▸ **Exercise requirements**: Among the entries below, find each line with "kind" and show it.

BEGIN The data

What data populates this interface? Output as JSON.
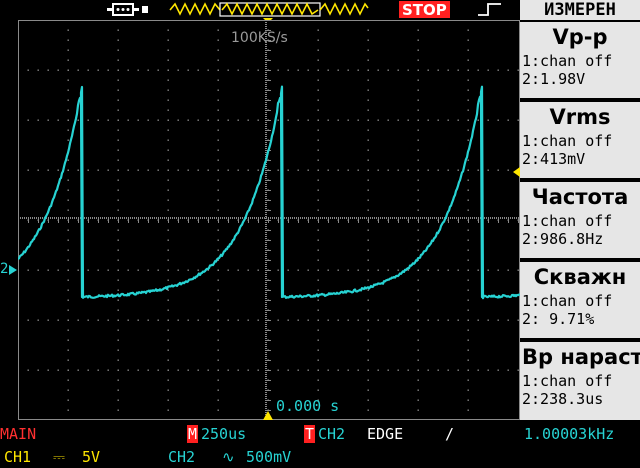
{
  "top": {
    "sample_rate": "100KS/s",
    "run_state": "STOP"
  },
  "measure": {
    "title": "ИЗМЕРЕН",
    "items": [
      {
        "name": "Vp-p",
        "ch1": "1:chan off",
        "ch2": "2:1.98V"
      },
      {
        "name": "Vrms",
        "ch1": "1:chan off",
        "ch2": "2:413mV"
      },
      {
        "name": "Частота",
        "ch1": "1:chan off",
        "ch2": "2:986.8Hz"
      },
      {
        "name": "Скважн",
        "ch1": "1:chan off",
        "ch2": "2: 9.71%"
      },
      {
        "name": "Вр нараст",
        "ch1": "1:chan off",
        "ch2": "2:238.3us"
      }
    ]
  },
  "screen": {
    "trigger_position": "0.000 s",
    "ch2_marker": "2"
  },
  "status": {
    "main": "MAIN",
    "timebase_tag": "M",
    "timebase": "250us",
    "trig_tag": "T",
    "trig_source": "CH2",
    "trig_type": "EDGE",
    "trig_slope": "/",
    "trig_freq": "1.00003kHz",
    "ch1": "CH1",
    "ch1_coupling": "⎓",
    "ch1_scale": "5V",
    "ch2": "CH2",
    "ch2_coupling": "∿",
    "ch2_scale": "500mV"
  },
  "colors": {
    "trace": "#27d3d3",
    "accent": "#ffe600",
    "stop": "#ff2020",
    "grid": "#8a8a8a"
  }
}
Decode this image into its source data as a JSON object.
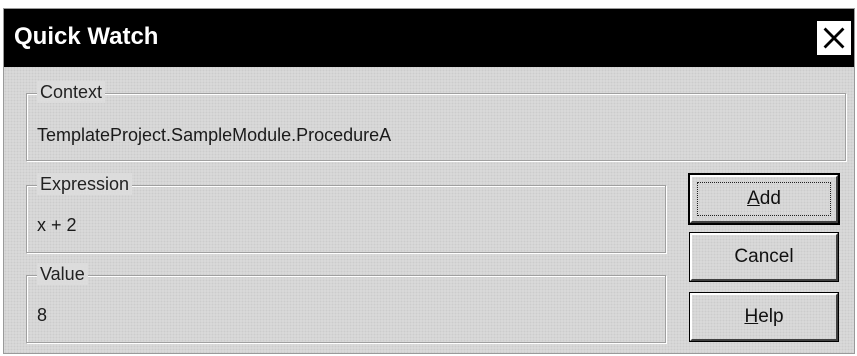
{
  "window": {
    "title": "Quick Watch",
    "close_icon": "close-icon"
  },
  "context": {
    "label": "Context",
    "value": "TemplateProject.SampleModule.ProcedureA"
  },
  "expression": {
    "label": "Expression",
    "value": "x + 2"
  },
  "value_group": {
    "label": "Value",
    "value": "8"
  },
  "buttons": {
    "add": {
      "mnemonic": "A",
      "rest": "dd"
    },
    "cancel": {
      "label": "Cancel"
    },
    "help": {
      "mnemonic": "H",
      "rest": "elp"
    }
  },
  "colors": {
    "titlebar": "#000000",
    "title_text": "#ffffff",
    "dialog_bg": "#dcdcdc"
  }
}
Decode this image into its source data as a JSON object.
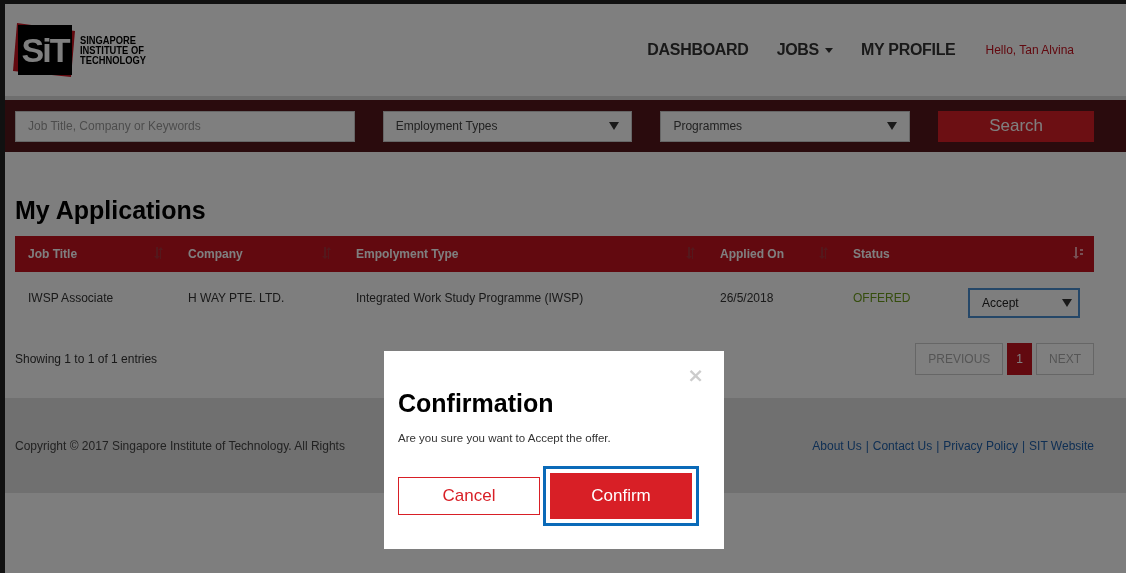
{
  "header": {
    "logo_mark": "SiT",
    "logo_lines": [
      "SINGAPORE",
      "INSTITUTE OF",
      "TECHNOLOGY"
    ],
    "nav": [
      {
        "label": "DASHBOARD",
        "kind": "link"
      },
      {
        "label": "JOBS",
        "kind": "dropdown"
      },
      {
        "label": "MY PROFILE",
        "kind": "link"
      }
    ],
    "greeting": "Hello, Tan Alvina"
  },
  "search_bar": {
    "keyword": {
      "placeholder": "Job Title, Company or Keywords"
    },
    "dropdowns": [
      "Employment Types",
      "Programmes"
    ],
    "button": "Search"
  },
  "page_title": "My Applications",
  "table": {
    "columns": [
      {
        "label": "Job Title",
        "sorted": false
      },
      {
        "label": "Company",
        "sorted": false
      },
      {
        "label": "Empolyment Type",
        "sorted": false
      },
      {
        "label": "Applied On",
        "sorted": false
      },
      {
        "label": "Status",
        "sorted": true
      }
    ],
    "rows": [
      {
        "cells": [
          "IWSP Associate",
          "H WAY PTE. LTD.",
          "Integrated Work Study Programme (IWSP)",
          "26/5/2018"
        ],
        "status": "OFFERED",
        "action": "Accept"
      }
    ]
  },
  "info": "Showing 1 to 1 of 1 entries",
  "pagination": [
    {
      "label": "PREVIOUS",
      "kind": "nav",
      "selected": false
    },
    {
      "label": "1",
      "kind": "page",
      "selected": true
    },
    {
      "label": "NEXT",
      "kind": "nav",
      "selected": false
    }
  ],
  "footer": {
    "copyright": "Copyright © 2017 Singapore Institute of Technology. All Rights",
    "separator": "|",
    "links": [
      "About Us",
      "Contact Us",
      "Privacy Policy",
      "SIT Website"
    ]
  },
  "modal": {
    "title": "Confirmation",
    "message": "Are you sure you want to Accept the offer.",
    "close": "×",
    "buttons": [
      {
        "label": "Cancel",
        "kind": "secondary",
        "focused": false
      },
      {
        "label": "Confirm",
        "kind": "primary",
        "focused": true
      }
    ]
  }
}
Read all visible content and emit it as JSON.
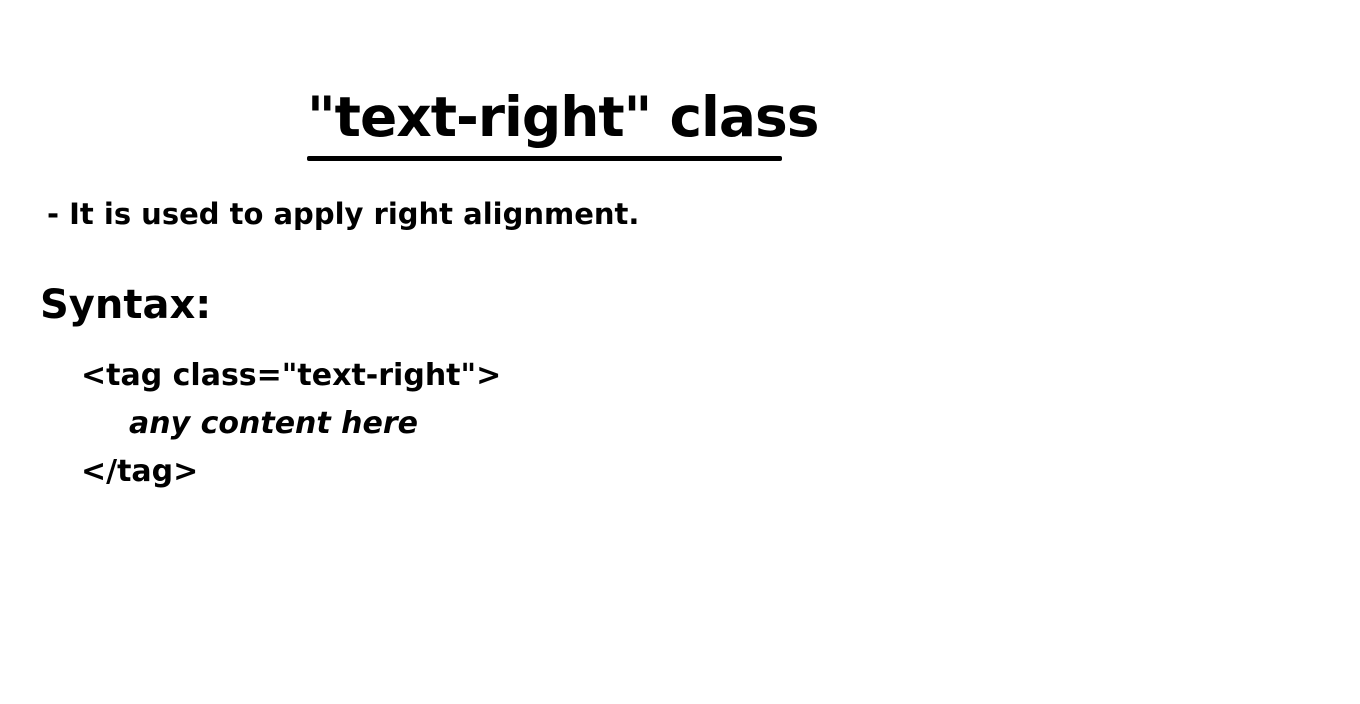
{
  "title": "\"text-right\" class",
  "description": "- It is used to apply right alignment.",
  "syntax": {
    "heading": "Syntax:",
    "lines": [
      "<tag class=\"text-right\">",
      "any content here",
      "</tag>"
    ]
  }
}
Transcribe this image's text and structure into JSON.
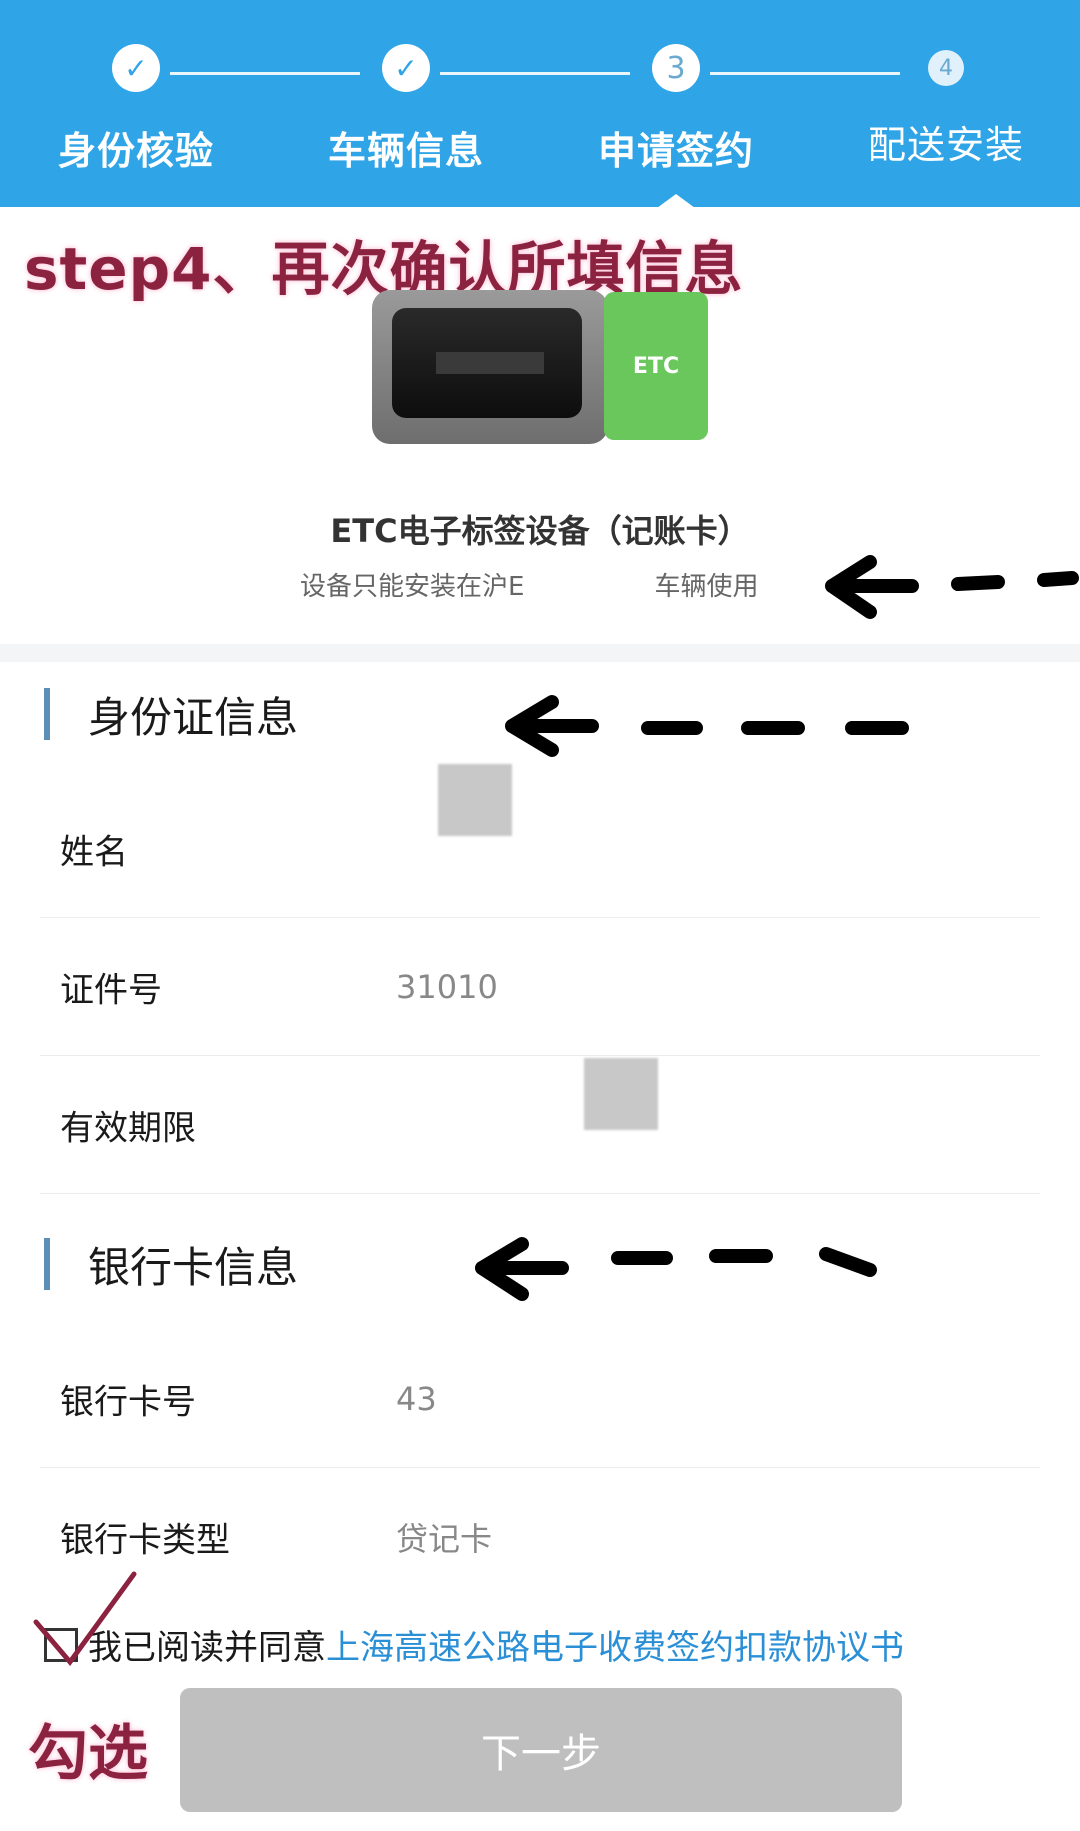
{
  "stepper": {
    "steps": [
      {
        "label": "身份核验",
        "mark": "✓",
        "state": "done"
      },
      {
        "label": "车辆信息",
        "mark": "✓",
        "state": "done"
      },
      {
        "label": "申请签约",
        "mark": "3",
        "state": "current"
      },
      {
        "label": "配送安装",
        "mark": "4",
        "state": "pending"
      }
    ],
    "accent_color": "#2fa4e6"
  },
  "annotation": {
    "step_note": "step4、再次确认所填信息",
    "check_note": "勾选"
  },
  "device": {
    "card_text": "ETC",
    "title": "ETC电子标签设备（记账卡）",
    "note_left": "设备只能安装在沪E",
    "note_right": "车辆使用"
  },
  "id_section": {
    "title": "身份证信息",
    "rows": [
      {
        "label": "姓名",
        "value": ""
      },
      {
        "label": "证件号",
        "value": "31010"
      },
      {
        "label": "有效期限",
        "value": ""
      }
    ]
  },
  "bank_section": {
    "title": "银行卡信息",
    "rows": [
      {
        "label": "银行卡号",
        "value": "43"
      },
      {
        "label": "银行卡类型",
        "value": "贷记卡"
      }
    ]
  },
  "agreement": {
    "prefix": "我已阅读并同意",
    "link": "上海高速公路电子收费签约扣款协议书",
    "checked": false
  },
  "next_button": {
    "label": "下一步",
    "enabled": false
  }
}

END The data

▸ **Reply to the task**:
        "kind": "link"
        "kind": "dropdown"
        "kind": "link"
      "kind": "nav",
      "kind": "page",
      "kind": "nav",
        "kind": "secondary",
        "kind": "primary",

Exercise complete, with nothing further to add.